Materials provided:

[Start of Attachment]

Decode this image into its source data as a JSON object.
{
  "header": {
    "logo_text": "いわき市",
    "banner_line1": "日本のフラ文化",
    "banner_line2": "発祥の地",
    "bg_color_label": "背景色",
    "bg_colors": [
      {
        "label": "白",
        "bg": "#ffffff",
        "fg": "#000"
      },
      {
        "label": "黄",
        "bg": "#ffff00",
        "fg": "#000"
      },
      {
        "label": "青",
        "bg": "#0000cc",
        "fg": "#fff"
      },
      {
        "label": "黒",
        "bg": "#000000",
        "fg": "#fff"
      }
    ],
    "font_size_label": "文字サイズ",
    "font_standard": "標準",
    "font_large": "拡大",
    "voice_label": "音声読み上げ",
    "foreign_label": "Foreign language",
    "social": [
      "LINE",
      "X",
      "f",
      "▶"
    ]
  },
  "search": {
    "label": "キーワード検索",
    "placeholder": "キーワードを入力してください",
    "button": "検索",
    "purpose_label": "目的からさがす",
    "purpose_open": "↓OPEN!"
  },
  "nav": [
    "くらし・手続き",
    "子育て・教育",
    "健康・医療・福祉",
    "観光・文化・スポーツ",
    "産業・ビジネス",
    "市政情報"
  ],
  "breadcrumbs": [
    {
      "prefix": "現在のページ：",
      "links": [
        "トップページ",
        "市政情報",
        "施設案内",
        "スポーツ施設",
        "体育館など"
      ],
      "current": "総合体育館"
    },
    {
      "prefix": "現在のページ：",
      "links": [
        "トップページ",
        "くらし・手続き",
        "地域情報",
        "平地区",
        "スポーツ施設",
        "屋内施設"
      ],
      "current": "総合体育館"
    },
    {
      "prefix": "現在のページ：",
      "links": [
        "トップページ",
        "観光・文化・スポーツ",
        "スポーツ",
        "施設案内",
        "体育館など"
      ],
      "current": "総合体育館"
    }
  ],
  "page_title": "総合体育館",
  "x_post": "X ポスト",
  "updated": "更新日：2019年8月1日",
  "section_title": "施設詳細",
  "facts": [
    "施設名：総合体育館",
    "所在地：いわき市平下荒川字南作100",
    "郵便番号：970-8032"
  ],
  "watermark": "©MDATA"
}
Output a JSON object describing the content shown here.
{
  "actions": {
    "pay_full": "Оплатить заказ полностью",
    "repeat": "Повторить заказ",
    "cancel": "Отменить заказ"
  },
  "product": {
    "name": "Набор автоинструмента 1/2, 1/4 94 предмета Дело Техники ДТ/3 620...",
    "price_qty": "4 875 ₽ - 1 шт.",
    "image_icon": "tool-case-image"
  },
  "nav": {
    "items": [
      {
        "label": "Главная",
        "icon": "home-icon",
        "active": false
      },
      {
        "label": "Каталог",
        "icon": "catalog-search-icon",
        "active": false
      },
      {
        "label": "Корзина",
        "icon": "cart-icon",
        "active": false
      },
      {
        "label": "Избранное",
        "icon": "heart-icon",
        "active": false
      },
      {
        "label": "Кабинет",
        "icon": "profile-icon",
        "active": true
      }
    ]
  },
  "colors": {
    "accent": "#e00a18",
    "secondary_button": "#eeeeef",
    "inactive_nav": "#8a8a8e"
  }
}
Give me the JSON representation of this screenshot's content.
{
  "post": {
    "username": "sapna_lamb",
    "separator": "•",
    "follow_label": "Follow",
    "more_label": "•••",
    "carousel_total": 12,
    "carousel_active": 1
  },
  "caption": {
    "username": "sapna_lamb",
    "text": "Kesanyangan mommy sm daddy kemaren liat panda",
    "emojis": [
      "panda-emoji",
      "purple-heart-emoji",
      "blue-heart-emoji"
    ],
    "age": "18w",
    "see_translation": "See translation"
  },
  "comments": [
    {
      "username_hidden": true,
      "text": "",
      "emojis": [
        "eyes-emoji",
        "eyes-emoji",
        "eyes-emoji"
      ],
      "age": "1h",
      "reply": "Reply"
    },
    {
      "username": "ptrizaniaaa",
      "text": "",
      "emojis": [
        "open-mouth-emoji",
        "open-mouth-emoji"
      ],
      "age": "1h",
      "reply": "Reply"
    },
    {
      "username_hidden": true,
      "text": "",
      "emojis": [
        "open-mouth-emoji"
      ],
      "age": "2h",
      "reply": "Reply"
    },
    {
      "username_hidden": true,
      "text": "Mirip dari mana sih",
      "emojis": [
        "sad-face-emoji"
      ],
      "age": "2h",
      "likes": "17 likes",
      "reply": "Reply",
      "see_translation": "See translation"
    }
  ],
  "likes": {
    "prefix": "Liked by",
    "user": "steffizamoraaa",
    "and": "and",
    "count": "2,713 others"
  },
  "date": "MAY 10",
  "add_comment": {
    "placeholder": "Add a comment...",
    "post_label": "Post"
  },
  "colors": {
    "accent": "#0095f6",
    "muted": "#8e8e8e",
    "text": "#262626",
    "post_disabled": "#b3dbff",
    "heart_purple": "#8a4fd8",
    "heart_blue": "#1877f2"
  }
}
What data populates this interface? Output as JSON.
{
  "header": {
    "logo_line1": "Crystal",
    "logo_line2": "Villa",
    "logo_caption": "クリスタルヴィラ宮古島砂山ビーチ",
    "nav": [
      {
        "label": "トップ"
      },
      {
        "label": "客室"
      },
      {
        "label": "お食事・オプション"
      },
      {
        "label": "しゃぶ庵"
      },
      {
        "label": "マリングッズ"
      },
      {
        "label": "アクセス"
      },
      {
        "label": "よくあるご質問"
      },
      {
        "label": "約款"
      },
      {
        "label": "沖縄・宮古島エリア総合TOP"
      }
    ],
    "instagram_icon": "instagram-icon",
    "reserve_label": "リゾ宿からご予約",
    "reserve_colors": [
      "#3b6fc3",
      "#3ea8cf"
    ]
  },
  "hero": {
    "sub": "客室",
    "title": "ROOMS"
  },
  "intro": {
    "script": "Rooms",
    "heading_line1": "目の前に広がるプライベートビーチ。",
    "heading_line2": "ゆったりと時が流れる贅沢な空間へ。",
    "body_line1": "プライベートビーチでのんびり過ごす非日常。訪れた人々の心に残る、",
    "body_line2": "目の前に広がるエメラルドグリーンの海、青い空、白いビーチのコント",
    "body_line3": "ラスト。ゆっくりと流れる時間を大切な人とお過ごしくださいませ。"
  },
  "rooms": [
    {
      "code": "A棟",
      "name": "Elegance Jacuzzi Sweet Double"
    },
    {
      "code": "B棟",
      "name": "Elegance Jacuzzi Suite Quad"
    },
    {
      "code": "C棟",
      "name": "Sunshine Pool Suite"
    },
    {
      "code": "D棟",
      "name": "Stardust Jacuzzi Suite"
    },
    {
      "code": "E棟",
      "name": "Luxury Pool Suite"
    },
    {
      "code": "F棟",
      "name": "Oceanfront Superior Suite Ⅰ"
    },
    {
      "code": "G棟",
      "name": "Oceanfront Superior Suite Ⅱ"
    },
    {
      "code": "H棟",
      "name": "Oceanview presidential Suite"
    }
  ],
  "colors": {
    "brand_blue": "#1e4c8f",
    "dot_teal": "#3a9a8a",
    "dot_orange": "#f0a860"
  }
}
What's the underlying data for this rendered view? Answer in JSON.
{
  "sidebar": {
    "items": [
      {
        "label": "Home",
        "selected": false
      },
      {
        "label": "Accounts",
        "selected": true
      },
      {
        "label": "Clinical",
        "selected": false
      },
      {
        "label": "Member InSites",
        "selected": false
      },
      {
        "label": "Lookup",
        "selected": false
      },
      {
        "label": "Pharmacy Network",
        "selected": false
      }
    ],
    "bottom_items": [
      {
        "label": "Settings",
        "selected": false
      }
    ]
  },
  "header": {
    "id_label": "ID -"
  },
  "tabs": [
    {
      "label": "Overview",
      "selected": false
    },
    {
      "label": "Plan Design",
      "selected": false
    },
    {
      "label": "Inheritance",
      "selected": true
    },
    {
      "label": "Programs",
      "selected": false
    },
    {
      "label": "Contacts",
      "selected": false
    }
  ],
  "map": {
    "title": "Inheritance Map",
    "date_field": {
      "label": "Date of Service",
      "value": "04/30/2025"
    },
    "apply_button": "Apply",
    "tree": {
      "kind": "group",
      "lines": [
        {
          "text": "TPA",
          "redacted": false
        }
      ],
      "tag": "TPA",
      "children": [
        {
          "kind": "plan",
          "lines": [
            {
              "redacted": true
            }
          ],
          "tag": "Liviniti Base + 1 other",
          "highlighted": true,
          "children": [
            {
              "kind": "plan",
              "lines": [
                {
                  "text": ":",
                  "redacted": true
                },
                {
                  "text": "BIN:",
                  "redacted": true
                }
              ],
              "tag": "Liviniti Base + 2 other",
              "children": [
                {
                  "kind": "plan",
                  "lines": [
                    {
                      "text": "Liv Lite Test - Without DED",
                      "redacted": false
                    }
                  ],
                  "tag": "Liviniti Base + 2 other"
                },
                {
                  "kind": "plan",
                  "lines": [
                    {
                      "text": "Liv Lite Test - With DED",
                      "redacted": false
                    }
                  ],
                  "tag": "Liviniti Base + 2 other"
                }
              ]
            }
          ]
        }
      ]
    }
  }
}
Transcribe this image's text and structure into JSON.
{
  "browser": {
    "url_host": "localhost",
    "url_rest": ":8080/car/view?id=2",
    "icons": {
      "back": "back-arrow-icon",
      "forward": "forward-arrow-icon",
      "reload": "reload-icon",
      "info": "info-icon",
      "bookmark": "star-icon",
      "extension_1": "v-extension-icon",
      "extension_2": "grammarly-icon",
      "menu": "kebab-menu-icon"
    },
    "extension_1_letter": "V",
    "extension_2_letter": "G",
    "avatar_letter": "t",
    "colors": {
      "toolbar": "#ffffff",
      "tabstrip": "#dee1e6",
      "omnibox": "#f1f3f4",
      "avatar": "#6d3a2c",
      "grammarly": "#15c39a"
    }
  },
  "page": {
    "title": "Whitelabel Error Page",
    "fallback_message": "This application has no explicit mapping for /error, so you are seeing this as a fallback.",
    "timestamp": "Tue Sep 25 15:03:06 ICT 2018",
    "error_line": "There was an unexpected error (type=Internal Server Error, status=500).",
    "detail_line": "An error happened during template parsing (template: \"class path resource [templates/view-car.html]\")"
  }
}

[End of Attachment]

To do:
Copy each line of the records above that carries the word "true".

Response:
        "active": true
      "username_hidden": true,
      "username_hidden": true,
      "username_hidden": true,
        "selected": true
      "selected": true
              "redacted": true
          "highlighted": true,
                  "redacted": true
                  "redacted": true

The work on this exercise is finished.